Pestis, pestilentia), in medicine, a term given to any epidemic disease causing a great mortality, and used in this sense by Galen and the a ncient medical writers, but now confined to a special disease, otherwise called Oriental, Levantine, or Bubonic Plague, which may be shortly defined a specific infectious fever, one variety being characterized by buboes (glandular swellings) and carbuncles.
It appeared in Gaul in 546, where it is described by Gregory of Tours with the same symptoms as lues inguinaria (from the frequent seat of buboes in the groin).
In the second of these, which occurred in the Ahmedabad district of the Bombay Presidency in 1683-89, buboes ale distinctly described.
The Bombay Plague Research Committee, whose experience is unequalled, say: " In a number of instances points of inoculation were found on the extremities of patients, from which plague cultures were obtained, and in these cases buboes were found above the point of inoculation.

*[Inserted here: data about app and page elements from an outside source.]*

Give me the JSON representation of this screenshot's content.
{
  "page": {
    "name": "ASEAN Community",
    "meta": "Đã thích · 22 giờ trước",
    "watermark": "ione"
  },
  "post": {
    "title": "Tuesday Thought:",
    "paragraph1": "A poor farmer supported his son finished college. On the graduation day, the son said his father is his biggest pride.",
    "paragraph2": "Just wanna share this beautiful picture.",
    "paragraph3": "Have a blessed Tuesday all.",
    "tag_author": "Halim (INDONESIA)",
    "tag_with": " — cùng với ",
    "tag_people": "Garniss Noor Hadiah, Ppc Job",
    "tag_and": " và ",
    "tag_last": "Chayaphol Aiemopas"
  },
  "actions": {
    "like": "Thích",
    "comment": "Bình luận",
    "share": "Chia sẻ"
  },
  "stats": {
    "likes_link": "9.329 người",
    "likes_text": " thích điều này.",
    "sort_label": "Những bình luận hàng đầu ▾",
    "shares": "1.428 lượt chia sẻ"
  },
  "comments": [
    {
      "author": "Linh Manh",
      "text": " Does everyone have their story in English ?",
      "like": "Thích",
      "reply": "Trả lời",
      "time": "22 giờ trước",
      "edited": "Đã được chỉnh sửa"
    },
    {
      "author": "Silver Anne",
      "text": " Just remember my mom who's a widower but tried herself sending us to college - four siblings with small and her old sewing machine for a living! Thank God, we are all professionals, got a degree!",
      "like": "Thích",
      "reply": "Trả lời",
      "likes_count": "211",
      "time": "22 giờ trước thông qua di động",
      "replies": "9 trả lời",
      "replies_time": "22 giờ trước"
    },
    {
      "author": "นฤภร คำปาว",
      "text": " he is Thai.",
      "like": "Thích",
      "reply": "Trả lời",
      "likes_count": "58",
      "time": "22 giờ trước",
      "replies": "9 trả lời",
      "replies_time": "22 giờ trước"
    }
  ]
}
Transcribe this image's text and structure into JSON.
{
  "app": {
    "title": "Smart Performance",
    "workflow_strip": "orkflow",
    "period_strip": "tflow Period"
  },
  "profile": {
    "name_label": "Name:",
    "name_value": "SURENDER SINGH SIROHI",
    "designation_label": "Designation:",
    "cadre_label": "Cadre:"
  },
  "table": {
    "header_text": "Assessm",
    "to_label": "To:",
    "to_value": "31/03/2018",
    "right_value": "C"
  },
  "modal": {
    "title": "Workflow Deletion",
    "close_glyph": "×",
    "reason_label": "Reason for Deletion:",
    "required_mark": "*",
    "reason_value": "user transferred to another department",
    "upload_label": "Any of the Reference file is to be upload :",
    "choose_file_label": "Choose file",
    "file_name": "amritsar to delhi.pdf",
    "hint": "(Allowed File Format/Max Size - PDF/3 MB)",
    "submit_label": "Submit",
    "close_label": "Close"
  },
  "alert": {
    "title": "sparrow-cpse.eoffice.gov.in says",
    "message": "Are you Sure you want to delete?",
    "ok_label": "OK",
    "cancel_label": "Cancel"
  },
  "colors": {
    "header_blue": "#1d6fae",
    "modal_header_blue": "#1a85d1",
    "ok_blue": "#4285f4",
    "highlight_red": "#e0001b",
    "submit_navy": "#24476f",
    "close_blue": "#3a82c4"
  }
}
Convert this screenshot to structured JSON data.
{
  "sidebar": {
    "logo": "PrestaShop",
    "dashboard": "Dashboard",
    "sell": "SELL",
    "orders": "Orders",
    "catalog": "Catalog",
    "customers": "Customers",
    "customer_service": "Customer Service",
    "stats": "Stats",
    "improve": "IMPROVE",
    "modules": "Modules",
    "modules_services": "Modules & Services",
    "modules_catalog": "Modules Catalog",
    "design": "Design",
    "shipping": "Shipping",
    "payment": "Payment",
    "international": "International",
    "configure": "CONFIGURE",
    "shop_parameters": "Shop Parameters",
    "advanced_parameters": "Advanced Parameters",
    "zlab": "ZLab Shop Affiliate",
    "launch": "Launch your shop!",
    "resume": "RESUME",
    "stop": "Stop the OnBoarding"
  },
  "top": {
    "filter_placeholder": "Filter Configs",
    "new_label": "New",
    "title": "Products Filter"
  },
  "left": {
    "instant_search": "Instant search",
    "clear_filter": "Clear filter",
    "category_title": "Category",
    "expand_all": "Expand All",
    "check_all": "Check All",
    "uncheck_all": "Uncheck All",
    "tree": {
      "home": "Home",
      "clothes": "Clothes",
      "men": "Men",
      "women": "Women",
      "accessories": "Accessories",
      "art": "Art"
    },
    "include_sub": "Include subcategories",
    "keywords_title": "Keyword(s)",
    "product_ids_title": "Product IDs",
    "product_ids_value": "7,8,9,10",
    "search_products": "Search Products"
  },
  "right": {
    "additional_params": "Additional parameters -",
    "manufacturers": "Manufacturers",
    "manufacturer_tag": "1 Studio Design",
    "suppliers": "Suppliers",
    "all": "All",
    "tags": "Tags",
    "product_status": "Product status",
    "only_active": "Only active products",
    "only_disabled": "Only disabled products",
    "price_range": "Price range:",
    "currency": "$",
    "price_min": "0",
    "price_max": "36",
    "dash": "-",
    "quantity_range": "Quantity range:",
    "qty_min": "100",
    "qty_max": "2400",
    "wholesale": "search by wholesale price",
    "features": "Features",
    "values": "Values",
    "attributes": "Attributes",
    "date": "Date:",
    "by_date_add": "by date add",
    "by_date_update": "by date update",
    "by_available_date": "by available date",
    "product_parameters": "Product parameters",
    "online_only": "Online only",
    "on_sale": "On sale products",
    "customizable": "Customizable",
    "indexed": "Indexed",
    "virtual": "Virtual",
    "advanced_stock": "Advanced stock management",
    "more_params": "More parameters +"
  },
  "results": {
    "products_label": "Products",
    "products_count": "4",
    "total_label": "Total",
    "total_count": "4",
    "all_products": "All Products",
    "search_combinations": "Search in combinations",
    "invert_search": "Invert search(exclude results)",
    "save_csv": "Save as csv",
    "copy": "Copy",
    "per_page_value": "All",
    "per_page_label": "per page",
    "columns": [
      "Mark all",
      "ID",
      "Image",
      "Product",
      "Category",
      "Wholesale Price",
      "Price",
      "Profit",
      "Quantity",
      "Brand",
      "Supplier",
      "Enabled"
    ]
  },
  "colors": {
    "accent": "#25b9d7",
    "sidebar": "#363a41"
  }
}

The really pathognomonic sign is the appearance of buboes or inflamed glands, which happens early in the illness, usually on the second day; sometimes they are present from the outset, sometimes they cannot be detected before the third day, or even later.
Sometimes the buboes are multiple and on both sides, but more commonly they are unilateral.
Petechiae occur over buboes or on the abdomen, but they are not very common, except in fatal cases, when they appear shortly before death.
Buboes should be treated on ordinary surgical principles.
(2) Rufus speaks of the buboes called pestilential as being specially fatal, and as being found chiefly in Libya, Egypt and Syria, He refers to the testimony of a physician Dionysius, who lived probably in the 3rd century B.C. or earlier, as and to Dioscorides and Posidonius, who fully described these buboes in a work on the plague which prevailed in Libya in their time.
It is found in the buboes in ordinary cases, in the blood in the so-called " septicaemic " cases, and in the sputum of pneumonic cases.